EXERCISE DIRECTIONS :: Where "icon" appears in a line of the entries below, that line should be copied.

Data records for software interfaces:
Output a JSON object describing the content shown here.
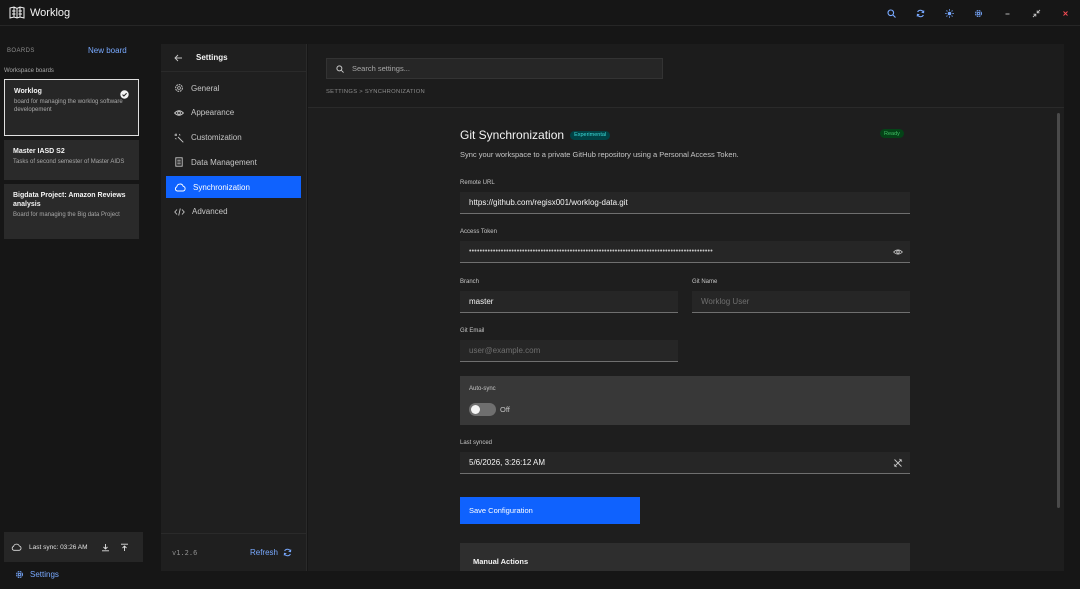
{
  "app": {
    "title": "Worklog"
  },
  "sidebar": {
    "boards_heading": "BOARDS",
    "new_board": "New board",
    "workspace_label": "Workspace boards",
    "boards": [
      {
        "title": "Worklog",
        "description": "board for managing the worklog software developement",
        "active": true
      },
      {
        "title": "Master IASD S2",
        "description": "Tasks of second semester of Master AIDS",
        "active": false
      },
      {
        "title": "Bigdata Project: Amazon Reviews analysis",
        "description": "Board for managing the Big data Project",
        "active": false
      }
    ],
    "last_sync": "Last sync: 03:26 AM",
    "settings_label": "Settings"
  },
  "settings": {
    "title": "Settings",
    "nav": [
      {
        "label": "General",
        "icon": "gear-icon"
      },
      {
        "label": "Appearance",
        "icon": "eye-icon"
      },
      {
        "label": "Customization",
        "icon": "magic-wand-icon"
      },
      {
        "label": "Data Management",
        "icon": "document-icon"
      },
      {
        "label": "Synchronization",
        "icon": "cloud-icon",
        "active": true
      },
      {
        "label": "Advanced",
        "icon": "code-icon"
      }
    ],
    "version": "v1.2.6",
    "refresh": "Refresh"
  },
  "main": {
    "search_placeholder": "Search settings...",
    "breadcrumb": "SETTINGS > SYNCHRONIZATION",
    "git": {
      "title": "Git Synchronization",
      "badge_experimental": "Experimental",
      "badge_status": "Ready",
      "subtitle": "Sync your workspace to a private GitHub repository using a Personal Access Token.",
      "remote_url_label": "Remote URL",
      "remote_url_value": "https://github.com/regisx001/worklog-data.git",
      "access_token_label": "Access Token",
      "access_token_value": "••••••••••••••••••••••••••••••••••••••••••••••••••••••••••••••••••••••••••••••••••••••••••••",
      "branch_label": "Branch",
      "branch_value": "master",
      "git_name_label": "Git Name",
      "git_name_placeholder": "Worklog User",
      "git_email_label": "Git Email",
      "git_email_placeholder": "user@example.com",
      "autosync_label": "Auto-sync",
      "autosync_state": "Off",
      "last_synced_label": "Last synced",
      "last_synced_value": "5/6/2026, 3:26:12 AM",
      "save_button": "Save Configuration",
      "manual_actions": "Manual Actions"
    }
  },
  "colors": {
    "accent": "#0f62fe",
    "link": "#78a9ff",
    "ready": "#42be65",
    "experimental": "#3ddbd9"
  }
}
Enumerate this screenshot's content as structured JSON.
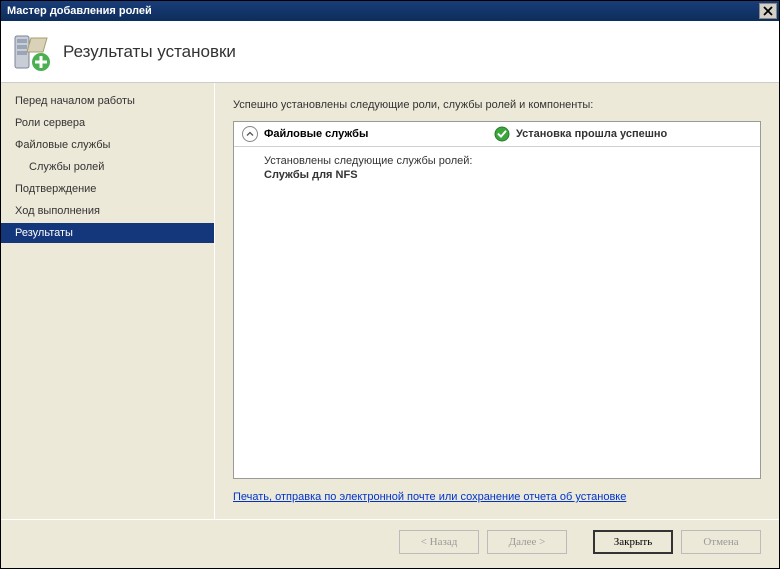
{
  "window": {
    "title": "Мастер добавления ролей"
  },
  "header": {
    "title": "Результаты установки"
  },
  "sidebar": {
    "items": [
      {
        "label": "Перед началом работы"
      },
      {
        "label": "Роли сервера"
      },
      {
        "label": "Файловые службы"
      },
      {
        "label": "Службы ролей"
      },
      {
        "label": "Подтверждение"
      },
      {
        "label": "Ход выполнения"
      },
      {
        "label": "Результаты"
      }
    ]
  },
  "main": {
    "intro": "Успешно установлены следующие роли, службы ролей и компоненты:",
    "result": {
      "title": "Файловые службы",
      "status": "Установка прошла успешно",
      "body_text": "Установлены следующие службы ролей:",
      "service": "Службы для NFS"
    },
    "link": "Печать, отправка по электронной почте или сохранение отчета об установке"
  },
  "footer": {
    "back": "< Назад",
    "next": "Далее >",
    "close": "Закрыть",
    "cancel": "Отмена"
  }
}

TASK RESULT ::
        "icon": "gear-icon"
        "icon": "eye-icon"
        "icon": "magic-wand-icon"
        "icon": "document-icon"
        "icon": "cloud-icon",
        "icon": "code-icon"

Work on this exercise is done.